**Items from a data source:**
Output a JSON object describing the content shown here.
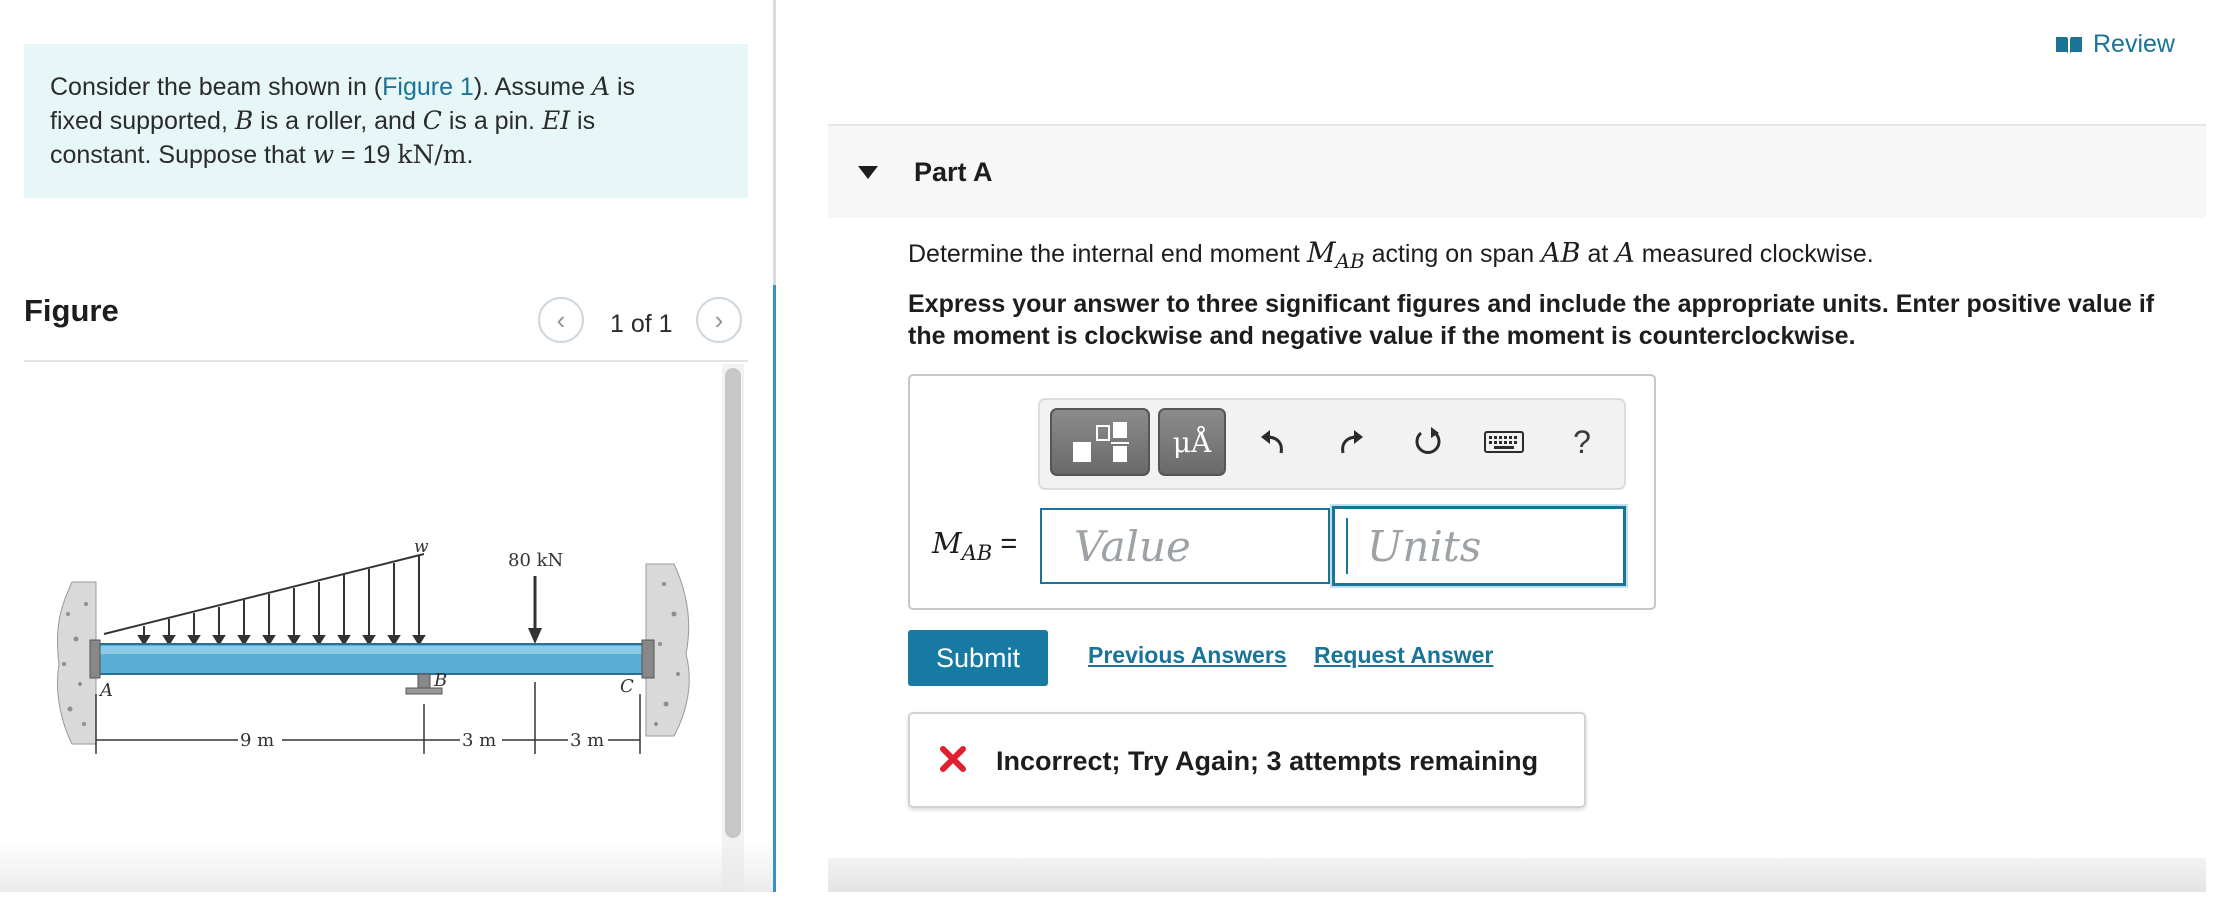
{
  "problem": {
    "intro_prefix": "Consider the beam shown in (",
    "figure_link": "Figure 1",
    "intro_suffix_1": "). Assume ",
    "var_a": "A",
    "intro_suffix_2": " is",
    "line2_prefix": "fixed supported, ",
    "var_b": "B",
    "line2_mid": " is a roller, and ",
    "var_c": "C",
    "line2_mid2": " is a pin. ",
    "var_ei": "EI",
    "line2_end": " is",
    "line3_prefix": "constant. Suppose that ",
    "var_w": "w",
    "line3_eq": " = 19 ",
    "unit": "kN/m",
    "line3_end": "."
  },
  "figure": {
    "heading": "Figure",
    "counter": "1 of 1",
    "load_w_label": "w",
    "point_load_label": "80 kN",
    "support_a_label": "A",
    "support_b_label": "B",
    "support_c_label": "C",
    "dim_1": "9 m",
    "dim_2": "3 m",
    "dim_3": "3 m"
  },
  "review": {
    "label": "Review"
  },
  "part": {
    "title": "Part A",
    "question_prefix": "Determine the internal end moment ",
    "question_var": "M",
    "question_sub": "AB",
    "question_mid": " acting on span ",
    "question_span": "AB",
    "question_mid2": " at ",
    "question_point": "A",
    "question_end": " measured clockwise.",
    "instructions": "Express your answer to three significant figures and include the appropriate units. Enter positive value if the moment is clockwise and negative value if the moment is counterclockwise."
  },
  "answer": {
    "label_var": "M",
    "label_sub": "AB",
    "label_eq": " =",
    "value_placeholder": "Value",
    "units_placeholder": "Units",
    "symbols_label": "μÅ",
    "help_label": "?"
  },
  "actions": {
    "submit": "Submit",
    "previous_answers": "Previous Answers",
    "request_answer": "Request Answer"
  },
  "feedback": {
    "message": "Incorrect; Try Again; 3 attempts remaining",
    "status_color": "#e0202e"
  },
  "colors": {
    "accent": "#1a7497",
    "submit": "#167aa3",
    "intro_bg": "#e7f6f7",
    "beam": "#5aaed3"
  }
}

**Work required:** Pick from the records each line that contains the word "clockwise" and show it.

**Result:**
    "question_end": " measured clockwise.",
    "instructions": "Express your answer to three significant figures and include the appropriate units. Enter positive value if the moment is clockwise and negative value if the moment is counterclockwise."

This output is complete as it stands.